Although MMR is the only required vaccination for Colorado college students, the American College Health Association also recommends that students are up to date on their Hepatitis B, Tetanus and Diphtheria, Tuberculin Skin Test, Varicella (chicken pox) and Meningococcal vaccinations.
The Meningococcal bacteria can cause bacterial Meningitis, a rare but serious disease that causes swelling of the brain and spinal cord. Early symptoms are oftentimes mistaken for the flu. One in five Meningitis patients die.
According to Hartshorn nurse Lisa Duggan, college students living on campus are three to seven times more likely than the average person to contract Meningitis because of close living situations and increased stress. Despite this fact, CSU has not seen any Meningitis cases in several years.
But other state schools have not been so fortunate. University of Colorado-Boulder, University of Northern Colorado in Greeley and Metro State College in Denver have had cases in past years. Students at CSU can receive the Meningococcal vaccination at Hartshorn Health Service for $80.
Duggan concurs with the ACHA’s other recommended vaccinations, including Hepatitis B. Hepatitis B is passed through blood and bodily fluids, much like AIDS.
“Hepatitis B can be caught by simply helping an infected person if they cut themselves or have a bloody nose,” Duggan said.

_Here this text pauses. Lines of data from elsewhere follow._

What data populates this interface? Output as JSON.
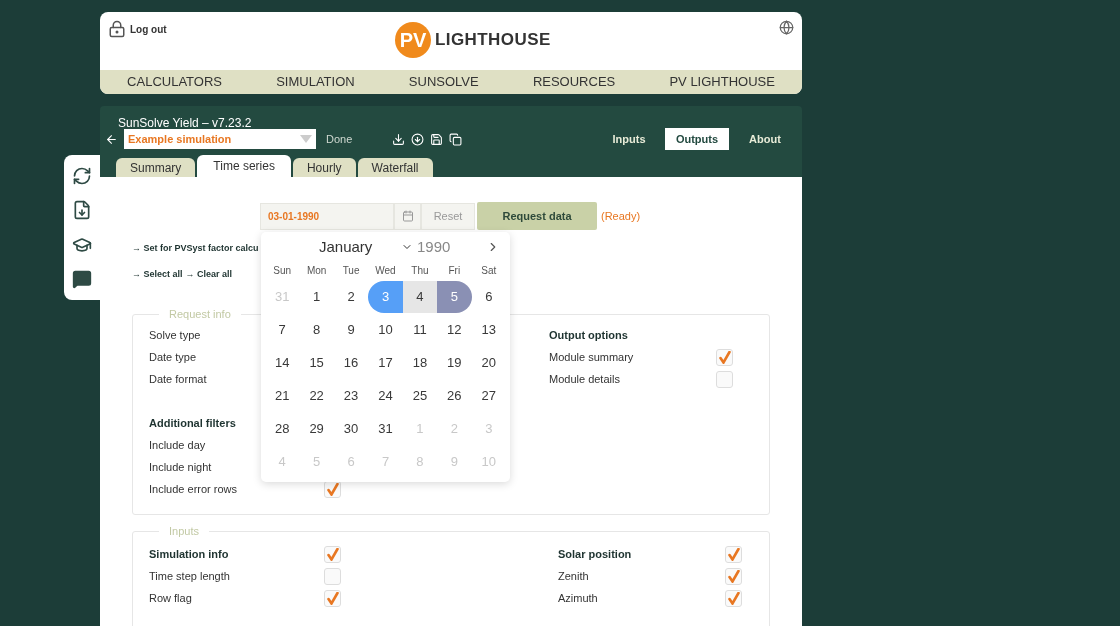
{
  "header": {
    "logout": "Log out",
    "logo_mark": "PV",
    "logo_text": "LIGHTHOUSE"
  },
  "nav": [
    "CALCULATORS",
    "SIMULATION",
    "SUNSOLVE",
    "RESOURCES",
    "PV LIGHTHOUSE"
  ],
  "app": {
    "title": "SunSolve Yield – v7.23.2",
    "simulation": "Example simulation",
    "status": "Done",
    "views": [
      {
        "label": "Inputs",
        "selected": false
      },
      {
        "label": "Outputs",
        "selected": true
      },
      {
        "label": "About",
        "selected": false
      }
    ],
    "tabs": [
      {
        "label": "Summary",
        "selected": false
      },
      {
        "label": "Time series",
        "selected": true
      },
      {
        "label": "Hourly",
        "selected": false
      },
      {
        "label": "Waterfall",
        "selected": false
      }
    ]
  },
  "request": {
    "date": "03-01-1990",
    "reset": "Reset",
    "button": "Request data",
    "state": "(Ready)"
  },
  "links": [
    {
      "parts": [
        "→ Set for PVSyst factor calcu"
      ]
    },
    {
      "parts": [
        "→ Select all",
        "→ Clear all"
      ]
    }
  ],
  "calendar": {
    "month": "January",
    "year": "1990",
    "weekdays": [
      "Sun",
      "Mon",
      "Tue",
      "Wed",
      "Thu",
      "Fri",
      "Sat"
    ],
    "days": [
      {
        "label": "31",
        "outside": true,
        "selected": false,
        "in_range": false
      },
      {
        "label": "1",
        "outside": false,
        "selected": false,
        "in_range": false
      },
      {
        "label": "2",
        "outside": false,
        "selected": false,
        "in_range": false
      },
      {
        "label": "3",
        "outside": false,
        "selected": true,
        "in_range": false
      },
      {
        "label": "4",
        "outside": false,
        "selected": false,
        "in_range": true
      },
      {
        "label": "5",
        "outside": false,
        "selected": true,
        "in_range": false
      },
      {
        "label": "6",
        "outside": false,
        "selected": false,
        "in_range": false
      },
      {
        "label": "7",
        "outside": false,
        "selected": false,
        "in_range": false
      },
      {
        "label": "8",
        "outside": false,
        "selected": false,
        "in_range": false
      },
      {
        "label": "9",
        "outside": false,
        "selected": false,
        "in_range": false
      },
      {
        "label": "10",
        "outside": false,
        "selected": false,
        "in_range": false
      },
      {
        "label": "11",
        "outside": false,
        "selected": false,
        "in_range": false
      },
      {
        "label": "12",
        "outside": false,
        "selected": false,
        "in_range": false
      },
      {
        "label": "13",
        "outside": false,
        "selected": false,
        "in_range": false
      },
      {
        "label": "14",
        "outside": false,
        "selected": false,
        "in_range": false
      },
      {
        "label": "15",
        "outside": false,
        "selected": false,
        "in_range": false
      },
      {
        "label": "16",
        "outside": false,
        "selected": false,
        "in_range": false
      },
      {
        "label": "17",
        "outside": false,
        "selected": false,
        "in_range": false
      },
      {
        "label": "18",
        "outside": false,
        "selected": false,
        "in_range": false
      },
      {
        "label": "19",
        "outside": false,
        "selected": false,
        "in_range": false
      },
      {
        "label": "20",
        "outside": false,
        "selected": false,
        "in_range": false
      },
      {
        "label": "21",
        "outside": false,
        "selected": false,
        "in_range": false
      },
      {
        "label": "22",
        "outside": false,
        "selected": false,
        "in_range": false
      },
      {
        "label": "23",
        "outside": false,
        "selected": false,
        "in_range": false
      },
      {
        "label": "24",
        "outside": false,
        "selected": false,
        "in_range": false
      },
      {
        "label": "25",
        "outside": false,
        "selected": false,
        "in_range": false
      },
      {
        "label": "26",
        "outside": false,
        "selected": false,
        "in_range": false
      },
      {
        "label": "27",
        "outside": false,
        "selected": false,
        "in_range": false
      },
      {
        "label": "28",
        "outside": false,
        "selected": false,
        "in_range": false
      },
      {
        "label": "29",
        "outside": false,
        "selected": false,
        "in_range": false
      },
      {
        "label": "30",
        "outside": false,
        "selected": false,
        "in_range": false
      },
      {
        "label": "31",
        "outside": false,
        "selected": false,
        "in_range": false
      },
      {
        "label": "1",
        "outside": true,
        "selected": false,
        "in_range": false
      },
      {
        "label": "2",
        "outside": true,
        "selected": false,
        "in_range": false
      },
      {
        "label": "3",
        "outside": true,
        "selected": false,
        "in_range": false
      },
      {
        "label": "4",
        "outside": true,
        "selected": false,
        "in_range": false
      },
      {
        "label": "5",
        "outside": true,
        "selected": false,
        "in_range": false
      },
      {
        "label": "6",
        "outside": true,
        "selected": false,
        "in_range": false
      },
      {
        "label": "7",
        "outside": true,
        "selected": false,
        "in_range": false
      },
      {
        "label": "8",
        "outside": true,
        "selected": false,
        "in_range": false
      },
      {
        "label": "9",
        "outside": true,
        "selected": false,
        "in_range": false
      },
      {
        "label": "10",
        "outside": true,
        "selected": false,
        "in_range": false
      }
    ]
  },
  "request_info": {
    "legend": "Request info",
    "left": [
      {
        "kind": "label",
        "label": "Solve type"
      },
      {
        "kind": "label",
        "label": "Date type"
      },
      {
        "kind": "label",
        "label": "Date format"
      },
      {
        "kind": "gap"
      },
      {
        "kind": "heading",
        "label": "Additional filters"
      },
      {
        "kind": "label",
        "label": "Include day"
      },
      {
        "kind": "label",
        "label": "Include night"
      },
      {
        "kind": "check",
        "label": "Include error rows",
        "checked": true
      }
    ],
    "right": [
      {
        "kind": "heading",
        "label": "Output options"
      },
      {
        "kind": "check",
        "label": "Module summary",
        "checked": true
      },
      {
        "kind": "check",
        "label": "Module details",
        "checked": false
      }
    ]
  },
  "inputs": {
    "legend": "Inputs",
    "left": [
      {
        "kind": "heading-check",
        "label": "Simulation info",
        "checked": true
      },
      {
        "kind": "check",
        "label": "Time step length",
        "checked": false
      },
      {
        "kind": "check",
        "label": "Row flag",
        "checked": true
      }
    ],
    "right": [
      {
        "kind": "heading-check",
        "label": "Solar position",
        "checked": true
      },
      {
        "kind": "check",
        "label": "Zenith",
        "checked": true
      },
      {
        "kind": "check",
        "label": "Azimuth",
        "checked": true
      }
    ]
  }
}
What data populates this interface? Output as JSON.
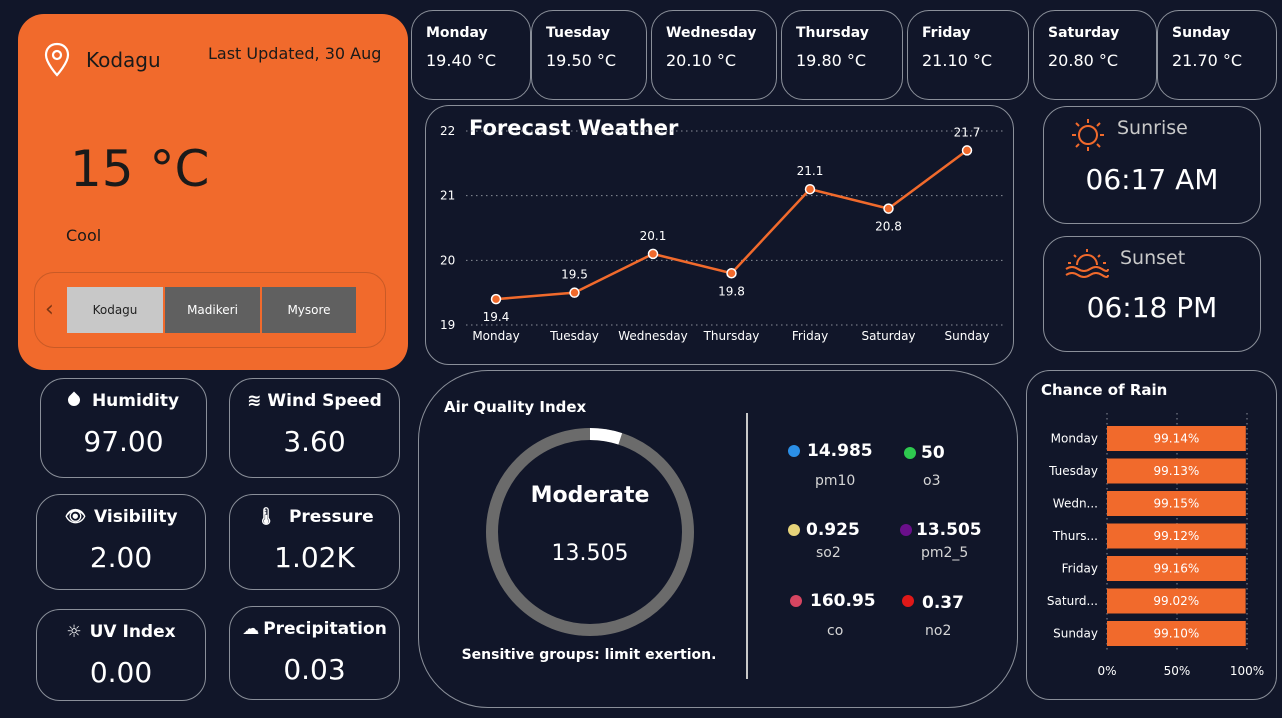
{
  "location": {
    "city": "Kodagu",
    "last_updated": "Last Updated, 30 Aug",
    "temperature": "15 °C",
    "condition": "Cool",
    "tabs": [
      "Kodagu",
      "Madikeri",
      "Mysore"
    ],
    "selected_tab": "Kodagu"
  },
  "days": [
    {
      "name": "Monday",
      "temp": "19.40 °C"
    },
    {
      "name": "Tuesday",
      "temp": "19.50 °C"
    },
    {
      "name": "Wednesday",
      "temp": "20.10 °C"
    },
    {
      "name": "Thursday",
      "temp": "19.80 °C"
    },
    {
      "name": "Friday",
      "temp": "21.10 °C"
    },
    {
      "name": "Saturday",
      "temp": "20.80 °C"
    },
    {
      "name": "Sunday",
      "temp": "21.70 °C"
    }
  ],
  "forecast": {
    "title": "Forecast Weather",
    "chart_data": {
      "type": "line",
      "categories": [
        "Monday",
        "Tuesday",
        "Wednesday",
        "Thursday",
        "Friday",
        "Saturday",
        "Sunday"
      ],
      "values": [
        19.4,
        19.5,
        20.1,
        19.8,
        21.1,
        20.8,
        21.7
      ],
      "data_labels": [
        "19.4",
        "19.5",
        "20.1",
        "19.8",
        "21.1",
        "20.8",
        "21.7"
      ],
      "yticks": [
        "19",
        "20",
        "21",
        "22"
      ],
      "ylim": [
        19,
        22
      ],
      "grid": "dotted horizontal",
      "color": "#f16a2c"
    }
  },
  "sun": {
    "sunrise_label": "Sunrise",
    "sunrise_time": "06:17 AM",
    "sunset_label": "Sunset",
    "sunset_time": "06:18 PM"
  },
  "metrics": {
    "humidity": {
      "label": "Humidity",
      "value": "97.00"
    },
    "wind": {
      "label": "Wind Speed",
      "value": "3.60"
    },
    "visibility": {
      "label": "Visibility",
      "value": "2.00"
    },
    "pressure": {
      "label": "Pressure",
      "value": "1.02K"
    },
    "uv": {
      "label": "UV Index",
      "value": "0.00"
    },
    "precip": {
      "label": "Precipitation",
      "value": "0.03"
    }
  },
  "aqi": {
    "title": "Air Quality Index",
    "status": "Moderate",
    "value": "13.505",
    "advice": "Sensitive groups: limit exertion.",
    "gauge_fraction": 0.05,
    "pollutants": [
      {
        "value": "14.985",
        "name": "pm10",
        "color": "#2b8fe6"
      },
      {
        "value": "50",
        "name": "o3",
        "color": "#2ec94f"
      },
      {
        "value": "0.925",
        "name": "so2",
        "color": "#e6d37a"
      },
      {
        "value": "13.505",
        "name": "pm2_5",
        "color": "#6a0f8a"
      },
      {
        "value": "160.95",
        "name": "co",
        "color": "#d64561"
      },
      {
        "value": "0.37",
        "name": "no2",
        "color": "#e01818"
      }
    ]
  },
  "rain": {
    "title": "Chance of Rain",
    "chart_data": {
      "type": "bar",
      "orientation": "horizontal",
      "categories": [
        "Monday",
        "Tuesday",
        "Wedn...",
        "Thurs...",
        "Friday",
        "Saturd...",
        "Sunday"
      ],
      "values": [
        99.14,
        99.13,
        99.15,
        99.12,
        99.16,
        99.02,
        99.1
      ],
      "data_labels": [
        "99.14%",
        "99.13%",
        "99.15%",
        "99.12%",
        "99.16%",
        "99.02%",
        "99.10%"
      ],
      "xticks": [
        "0%",
        "50%",
        "100%"
      ],
      "xlim": [
        0,
        100
      ],
      "color": "#f16a2c"
    }
  }
}
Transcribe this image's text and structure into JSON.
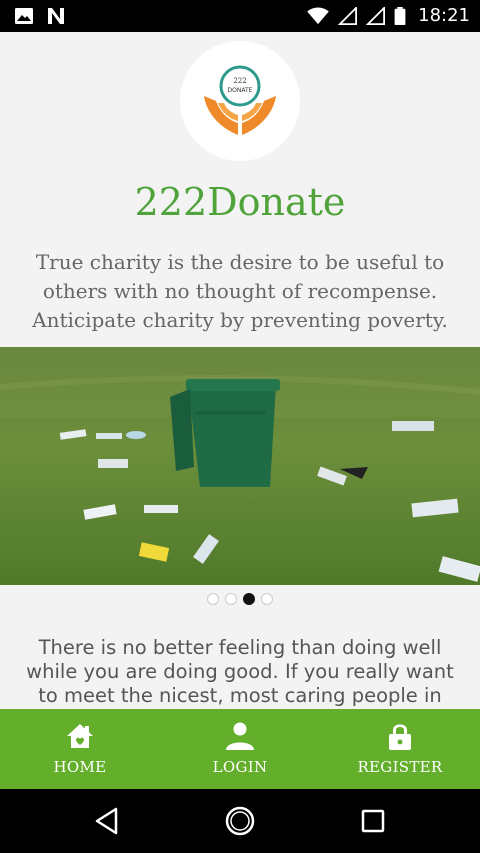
{
  "status_bar": {
    "time": "18:21"
  },
  "app": {
    "logo_text_top": "222",
    "logo_text_bottom": "DONATE",
    "title": "222Donate",
    "quote": "True charity is the desire to be useful to others with no thought of recompense. Anticipate charity by preventing poverty."
  },
  "carousel": {
    "slide_count": 4,
    "active_index": 2
  },
  "paragraph": "There is no better feeling than doing well while you are doing good. If you really want to meet the nicest, most caring people in",
  "bottom_nav": {
    "items": [
      {
        "label": "HOME",
        "icon": "home-icon"
      },
      {
        "label": "LOGIN",
        "icon": "person-icon"
      },
      {
        "label": "REGISTER",
        "icon": "lock-icon"
      }
    ]
  },
  "colors": {
    "accent": "#63ae2a",
    "title": "#4fa33a"
  }
}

Duggan also recommends the flu vaccine, which will be available in mid-October and cost around $12. Last year, Hartshorn vaccinated about 4,000 people, including staff and faculty.
“College kids are not at a high risk to develop complications from the flu, but they are at a higher risk to become infected with the flu from living in close quarters,” Duggan said.
Aside from MMR, it is the student’s choice whether they want to get vaccinated for protection against Meningococcal bacteria and Hepatitis B.
However, after a family experience, Miranda Hobemeyer, a freshman English major, believes it is a good idea for all students to take advantage of optional vaccinations.
“My cousin didn’t get vaccinated and he caught Tetanus,” Hobemeyer said. “Being safe is worth it because you could actually get sick, especially from living in the dorms.”